If the Board of Education decides to act on Davis’ proposal, Coan and King Middle would be combined at the end of the 2013-2014 school year. Students in the new middle school would attend classes at the Coan campus for one to two years while King Middle undergoes a $10 to $20 million renovation. Starting in July 2014 the middle and high school principals in the Jackson High cluster would hold a six-month discussion about the future of middle school education within the cluster.

Davis didn’t attend the meeting, and no one from the central office was in the room either. Davis is supposed to make his final recommendation to the Board of Education on April 14. At that same meeting, the BOE will consider approving the contract for Meria Carstarphen, a superintendent out of Austin Texas who is the sole finalist for the job.
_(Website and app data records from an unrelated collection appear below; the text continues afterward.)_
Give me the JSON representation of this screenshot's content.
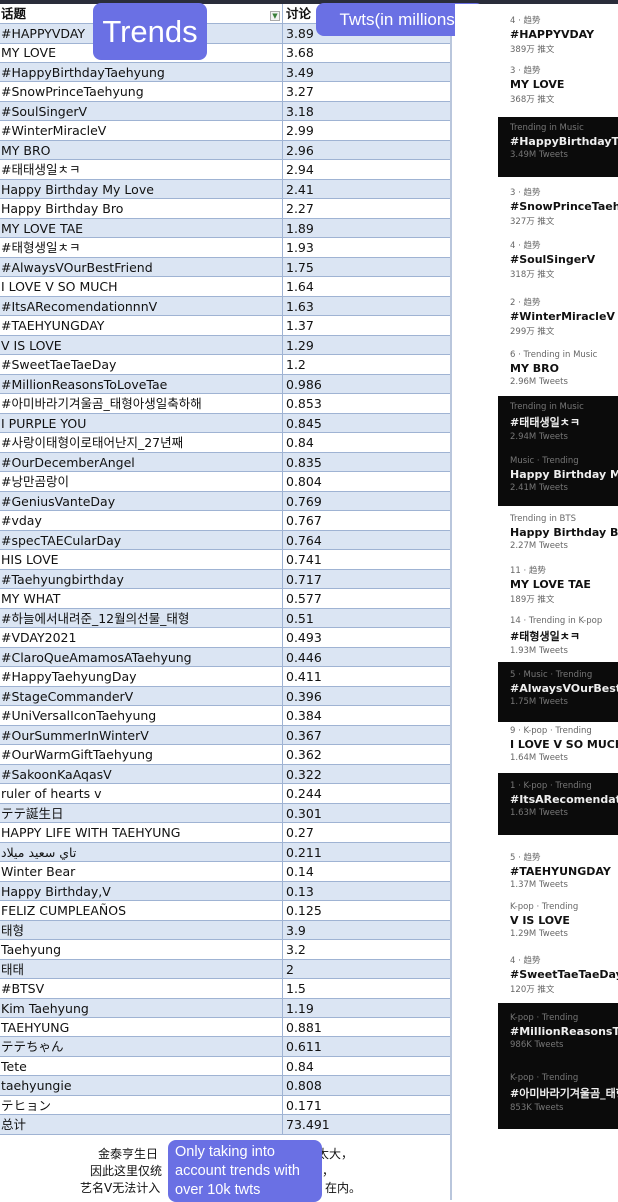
{
  "overlays": {
    "trends": "Trends",
    "twts": "Twts(in millions)",
    "note": "Only taking into account trends with over 10k twts"
  },
  "table": {
    "headers": [
      "话题",
      "讨论"
    ],
    "rows": [
      [
        "#HAPPYVDAY",
        "3.89"
      ],
      [
        "MY LOVE",
        "3.68"
      ],
      [
        "#HappyBirthdayTaehyung",
        "3.49"
      ],
      [
        "#SnowPrinceTaehyung",
        "3.27"
      ],
      [
        "#SoulSingerV",
        "3.18"
      ],
      [
        "#WinterMiracleV",
        "2.99"
      ],
      [
        "MY BRO",
        "2.96"
      ],
      [
        "#태태생일ㅊㅋ",
        "2.94"
      ],
      [
        "Happy Birthday My Love",
        "2.41"
      ],
      [
        "Happy Birthday Bro",
        "2.27"
      ],
      [
        "MY LOVE TAE",
        "1.89"
      ],
      [
        "#태형생일ㅊㅋ",
        "1.93"
      ],
      [
        "#AlwaysVOurBestFriend",
        "1.75"
      ],
      [
        "I LOVE V SO MUCH",
        "1.64"
      ],
      [
        "#ItsARecomendationnnV",
        "1.63"
      ],
      [
        "#TAEHYUNGDAY",
        "1.37"
      ],
      [
        "V IS LOVE",
        "1.29"
      ],
      [
        "#SweetTaeTaeDay",
        "1.2"
      ],
      [
        "#MillionReasonsToLoveTae",
        "0.986"
      ],
      [
        "#아미바라기겨울곰_태형아생일축하해",
        "0.853"
      ],
      [
        "I PURPLE YOU",
        "0.845"
      ],
      [
        "#사랑이태형이로태어난지_27년째",
        "0.84"
      ],
      [
        "#OurDecemberAngel",
        "0.835"
      ],
      [
        "#낭만곰랑이",
        "0.804"
      ],
      [
        "#GeniusVanteDay",
        "0.769"
      ],
      [
        "#vday",
        "0.767"
      ],
      [
        "#specTAECularDay",
        "0.764"
      ],
      [
        "HIS LOVE",
        "0.741"
      ],
      [
        "#Taehyungbirthday",
        "0.717"
      ],
      [
        "MY WHAT",
        "0.577"
      ],
      [
        "#하늘에서내려준_12월의선물_태형",
        "0.51"
      ],
      [
        "#VDAY2021",
        "0.493"
      ],
      [
        "#ClaroQueAmamosATaehyung",
        "0.446"
      ],
      [
        "#HappyTaehyungDay",
        "0.411"
      ],
      [
        "#StageCommanderV",
        "0.396"
      ],
      [
        "#UniVersalIconTaehyung",
        "0.384"
      ],
      [
        "#OurSummerInWinterV",
        "0.367"
      ],
      [
        "#OurWarmGiftTaehyung",
        "0.362"
      ],
      [
        "#SakoonKaAqasV",
        "0.322"
      ],
      [
        "ruler of hearts v",
        "0.244"
      ],
      [
        "テテ誕生日",
        "0.301"
      ],
      [
        "HAPPY LIFE WITH TAEHYUNG",
        "0.27"
      ],
      [
        "تاي سعيد ميلاد",
        "0.211"
      ],
      [
        "Winter Bear",
        "0.14"
      ],
      [
        "Happy Birthday,V",
        "0.13"
      ],
      [
        "FELIZ CUMPLEAÑOS",
        "0.125"
      ],
      [
        "태형",
        "3.9"
      ],
      [
        "Taehyung",
        "3.2"
      ],
      [
        "태태",
        "2"
      ],
      [
        "#BTSV",
        "1.5"
      ],
      [
        "Kim Taehyung",
        "1.19"
      ],
      [
        "TAEHYUNG",
        "0.881"
      ],
      [
        "テテちゃん",
        "0.611"
      ],
      [
        "Tete",
        "0.84"
      ],
      [
        "taehyungie",
        "0.808"
      ],
      [
        "テヒョン",
        "0.171"
      ],
      [
        "总计",
        "73.491"
      ]
    ]
  },
  "note_fragments": [
    "金泰亨生日",
    "据太大，",
    "因此这里仅统",
    "题，",
    "艺名V无法计入",
    "在内。"
  ],
  "feed": [
    {
      "meta": "4 · 趋势",
      "title": "#HAPPYVDAY",
      "count": "389万 推文"
    },
    {
      "meta": "3 · 趋势",
      "title": "MY LOVE",
      "count": "368万 推文"
    },
    {
      "meta": "Trending in Music",
      "title": "#HappyBirthdayTaehyung",
      "count": "3.49M Tweets"
    },
    {
      "meta": "3 · 趋势",
      "title": "#SnowPrinceTaehyung",
      "count": "327万 推文"
    },
    {
      "meta": "4 · 趋势",
      "title": "#SoulSingerV",
      "count": "318万 推文"
    },
    {
      "meta": "2 · 趋势",
      "title": "#WinterMiracleV",
      "count": "299万 推文"
    },
    {
      "meta": "6 · Trending in Music",
      "title": "MY BRO",
      "count": "2.96M Tweets"
    },
    {
      "meta": "Trending in Music",
      "title": "#태태생일ㅊㅋ",
      "count": "2.94M Tweets"
    },
    {
      "meta": "Music · Trending",
      "title": "Happy Birthday My Love",
      "count": "2.41M Tweets"
    },
    {
      "meta": "Trending in BTS",
      "title": "Happy Birthday Bro",
      "count": "2.27M Tweets"
    },
    {
      "meta": "11 · 趋势",
      "title": "MY LOVE TAE",
      "count": "189万 推文"
    },
    {
      "meta": "14 · Trending in K-pop",
      "title": "#태형생일ㅊㅋ",
      "count": "1.93M Tweets"
    },
    {
      "meta": "5 · Music · Trending",
      "title": "#AlwaysVOurBestFriend",
      "count": "1.75M Tweets"
    },
    {
      "meta": "9 · K-pop · Trending",
      "title": "I LOVE V SO MUCH",
      "count": "1.64M Tweets"
    },
    {
      "meta": "1 · K-pop · Trending",
      "title": "#ItsARecomendationnnV",
      "count": "1.63M Tweets"
    },
    {
      "meta": "5 · 趋势",
      "title": "#TAEHYUNGDAY",
      "count": "1.37M Tweets"
    },
    {
      "meta": "K-pop · Trending",
      "title": "V IS LOVE",
      "count": "1.29M Tweets"
    },
    {
      "meta": "4 · 趋势",
      "title": "#SweetTaeTaeDay",
      "count": "120万 推文"
    },
    {
      "meta": "K-pop · Trending",
      "title": "#MillionReasonsToLoveTae",
      "count": "986K Tweets"
    },
    {
      "meta": "K-pop · Trending",
      "title": "#아미바라기겨울곰_태형",
      "count": "853K Tweets"
    }
  ]
}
So how did we get to this point anyway?

Well, to recap:

After the last round of redistricting in 2012, Coan Middle remained open after an appeal from parents. Then in March of 2013, parents at Toomer Elementary wanted to revisit their idea of turning Toomer into a Kindergarten through eighth grade school. Parents reasoned that it would make Toomer more competitive with Drew Charter School.  But Davis would not support that idea, opting instead to explore other ideas for improving middle school education in the cluster.

Figures released by Atlanta Public Schools during the April 3 meeting show that Drew is drawing a substantial number of students away from Coan. APS estimates that 32.2 percent of students zoned to Coan Middle attend Drew instead. As a result, 50 percent of students zoned for Coan attend middle school there, compared with the 60 percent of students zoned for King. Coan has 261 students in a school with a planning capacity of 1,025, and King has 471 students with a planning capacity of 1,000.

Toomer Elementary Parent Teacher Association President Stacey Martin said that parents need more time to digest Davis’ proposal.

“We haven’t had any time to figure out what just hit us,” she said.

King parents were also critical of the idea. They wanted to know why should they have to move to Coan for a year, and why does their building need a $10 million to $20 million renovation?

Information distributed to parents said that Coan’s population should be merged with King because it has the better enrollment number. Davis’ proposal says the school would be renovated “to reflect current design principles for educational facilities.”

Board of Education member Brown said that putting off important decisions until Davis is replaced would put the new superintendent at a disadvantage.

“If we come to a full stop, we’re not ready for day one,” she said.

About Dan Whisenhunt

Dan Whisenhunt is editor and publisher of

View all posts by Dan Whisenhunt

Receive the Daily Email DIgest

* = required field
error: Alert: Content is protected !!